New research has found Pacific women in New Zealand are three times more likely than European women to have endometrial and thyroid cancer.
Two cancer studies have been published by Otago University, one looking at cancer trends by ethnicity and wealth, and the other measuring the burden of cancer by years of lost life.
Professor Tony Blakely says there are some gains for Pacific people with cervical cancer rates halving over the past 25 years because of more effective screening campaigns.
But he says obesity and smoking are still big contributors to high rates of cancer.

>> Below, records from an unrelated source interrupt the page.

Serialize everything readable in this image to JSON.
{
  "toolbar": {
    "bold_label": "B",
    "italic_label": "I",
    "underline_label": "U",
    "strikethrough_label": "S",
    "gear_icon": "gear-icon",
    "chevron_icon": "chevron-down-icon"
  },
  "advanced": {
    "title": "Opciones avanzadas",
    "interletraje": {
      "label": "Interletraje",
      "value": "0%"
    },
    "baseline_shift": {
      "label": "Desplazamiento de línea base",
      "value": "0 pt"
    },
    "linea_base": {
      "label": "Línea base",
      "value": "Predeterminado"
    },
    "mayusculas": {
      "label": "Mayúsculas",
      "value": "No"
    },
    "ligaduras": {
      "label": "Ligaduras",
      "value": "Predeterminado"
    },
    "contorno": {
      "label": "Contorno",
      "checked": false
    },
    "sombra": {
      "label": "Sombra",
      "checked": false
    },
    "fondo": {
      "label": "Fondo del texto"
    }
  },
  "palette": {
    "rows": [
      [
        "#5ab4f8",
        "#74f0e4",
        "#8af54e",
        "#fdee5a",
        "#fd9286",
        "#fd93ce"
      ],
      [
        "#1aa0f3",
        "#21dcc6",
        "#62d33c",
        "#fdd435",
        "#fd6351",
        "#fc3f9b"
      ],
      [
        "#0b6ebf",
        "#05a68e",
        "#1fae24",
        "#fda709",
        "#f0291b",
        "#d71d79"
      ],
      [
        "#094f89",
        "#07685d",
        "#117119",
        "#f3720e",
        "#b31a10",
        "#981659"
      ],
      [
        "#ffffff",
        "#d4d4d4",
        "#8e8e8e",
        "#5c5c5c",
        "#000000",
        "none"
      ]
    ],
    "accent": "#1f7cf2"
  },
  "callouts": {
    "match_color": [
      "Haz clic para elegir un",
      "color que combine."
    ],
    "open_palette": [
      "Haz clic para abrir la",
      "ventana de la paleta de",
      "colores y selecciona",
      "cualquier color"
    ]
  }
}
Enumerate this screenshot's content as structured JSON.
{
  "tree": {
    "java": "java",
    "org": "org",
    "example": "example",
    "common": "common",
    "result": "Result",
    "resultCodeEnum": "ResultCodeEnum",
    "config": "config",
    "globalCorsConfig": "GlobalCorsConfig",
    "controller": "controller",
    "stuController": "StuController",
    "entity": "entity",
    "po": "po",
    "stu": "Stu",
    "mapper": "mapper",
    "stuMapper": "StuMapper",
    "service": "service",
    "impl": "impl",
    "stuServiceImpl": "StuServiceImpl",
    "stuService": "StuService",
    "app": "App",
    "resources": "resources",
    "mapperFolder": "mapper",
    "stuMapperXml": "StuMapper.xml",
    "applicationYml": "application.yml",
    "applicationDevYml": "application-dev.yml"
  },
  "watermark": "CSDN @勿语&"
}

"From the cancer front, the elephant in the room is still tobacco smoking. Everything we can do to make New Zealand tobacco free and Oceania tobacco free, within the next fifteen years. This is no longer pie in the sky, there's some serious momentum at the moment within the Beehive, I'm standing right next to it at the moment. We could achieve that. And that would see about twenty-five to thirty-three per cent of cancers, gone."
Professor Blakely says people can help themselves by participating in programmes to screen for breast, cervical and colorectal cancer, and should see a doctor if they feel unwell.